What the task requires:
Report each line of the entries below that includes "repository".

Top of The input

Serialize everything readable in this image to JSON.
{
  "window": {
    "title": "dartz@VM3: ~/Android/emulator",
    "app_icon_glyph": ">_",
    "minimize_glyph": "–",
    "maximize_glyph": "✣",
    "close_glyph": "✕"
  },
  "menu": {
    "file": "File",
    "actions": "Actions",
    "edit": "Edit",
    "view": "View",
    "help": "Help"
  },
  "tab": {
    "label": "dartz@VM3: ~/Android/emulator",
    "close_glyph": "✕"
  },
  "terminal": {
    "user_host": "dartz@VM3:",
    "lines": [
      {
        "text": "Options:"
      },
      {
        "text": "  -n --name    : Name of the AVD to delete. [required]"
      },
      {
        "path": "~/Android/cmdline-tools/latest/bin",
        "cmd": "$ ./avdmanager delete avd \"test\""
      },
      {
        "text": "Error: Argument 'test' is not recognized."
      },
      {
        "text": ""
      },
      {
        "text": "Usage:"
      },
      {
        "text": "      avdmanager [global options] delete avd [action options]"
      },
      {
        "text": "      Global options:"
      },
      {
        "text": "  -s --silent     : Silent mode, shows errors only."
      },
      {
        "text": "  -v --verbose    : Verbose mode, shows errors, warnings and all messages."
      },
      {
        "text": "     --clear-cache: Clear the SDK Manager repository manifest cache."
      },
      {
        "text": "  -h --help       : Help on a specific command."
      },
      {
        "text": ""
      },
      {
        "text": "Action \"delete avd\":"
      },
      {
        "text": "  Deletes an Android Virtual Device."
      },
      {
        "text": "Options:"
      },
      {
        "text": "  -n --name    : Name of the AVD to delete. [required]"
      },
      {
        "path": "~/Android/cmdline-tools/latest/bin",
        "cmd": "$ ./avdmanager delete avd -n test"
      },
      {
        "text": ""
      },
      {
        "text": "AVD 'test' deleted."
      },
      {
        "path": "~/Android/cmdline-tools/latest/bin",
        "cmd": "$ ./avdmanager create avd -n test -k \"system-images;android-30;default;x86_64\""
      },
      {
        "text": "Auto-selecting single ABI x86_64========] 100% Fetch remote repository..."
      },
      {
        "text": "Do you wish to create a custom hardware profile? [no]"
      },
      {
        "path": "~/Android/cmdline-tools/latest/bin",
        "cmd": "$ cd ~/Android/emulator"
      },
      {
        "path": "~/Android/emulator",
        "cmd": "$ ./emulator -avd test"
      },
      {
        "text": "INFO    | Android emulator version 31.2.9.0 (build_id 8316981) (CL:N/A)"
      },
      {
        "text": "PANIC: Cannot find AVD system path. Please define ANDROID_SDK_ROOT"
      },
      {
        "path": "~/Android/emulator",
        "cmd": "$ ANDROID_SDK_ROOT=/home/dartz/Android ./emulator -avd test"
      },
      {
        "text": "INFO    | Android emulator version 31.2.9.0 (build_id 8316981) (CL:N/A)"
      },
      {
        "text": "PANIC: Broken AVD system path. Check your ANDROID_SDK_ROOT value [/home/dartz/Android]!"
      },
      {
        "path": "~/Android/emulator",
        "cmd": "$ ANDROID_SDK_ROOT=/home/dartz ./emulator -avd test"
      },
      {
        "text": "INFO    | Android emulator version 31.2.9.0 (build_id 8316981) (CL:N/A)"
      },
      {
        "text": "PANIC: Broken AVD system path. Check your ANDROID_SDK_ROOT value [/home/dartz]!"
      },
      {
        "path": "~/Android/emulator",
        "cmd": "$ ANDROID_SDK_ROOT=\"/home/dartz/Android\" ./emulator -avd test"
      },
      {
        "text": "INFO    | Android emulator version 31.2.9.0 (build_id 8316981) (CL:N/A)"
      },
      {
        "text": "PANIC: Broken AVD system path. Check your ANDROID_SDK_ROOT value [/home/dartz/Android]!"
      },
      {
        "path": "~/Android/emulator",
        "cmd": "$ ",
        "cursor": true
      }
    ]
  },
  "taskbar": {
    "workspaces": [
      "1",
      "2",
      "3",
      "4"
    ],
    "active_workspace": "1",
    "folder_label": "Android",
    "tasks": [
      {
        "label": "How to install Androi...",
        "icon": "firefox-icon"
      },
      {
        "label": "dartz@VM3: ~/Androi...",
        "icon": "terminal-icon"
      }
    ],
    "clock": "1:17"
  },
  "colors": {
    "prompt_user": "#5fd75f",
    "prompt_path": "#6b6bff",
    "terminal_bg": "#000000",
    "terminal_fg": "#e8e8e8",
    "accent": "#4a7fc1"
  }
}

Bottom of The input

Task result:
        "text": "     --clear-cache: Clear the SDK Manager repository manifest cache."
        "text": "Auto-selecting single ABI x86_64========] 100% Fetch remote repository..."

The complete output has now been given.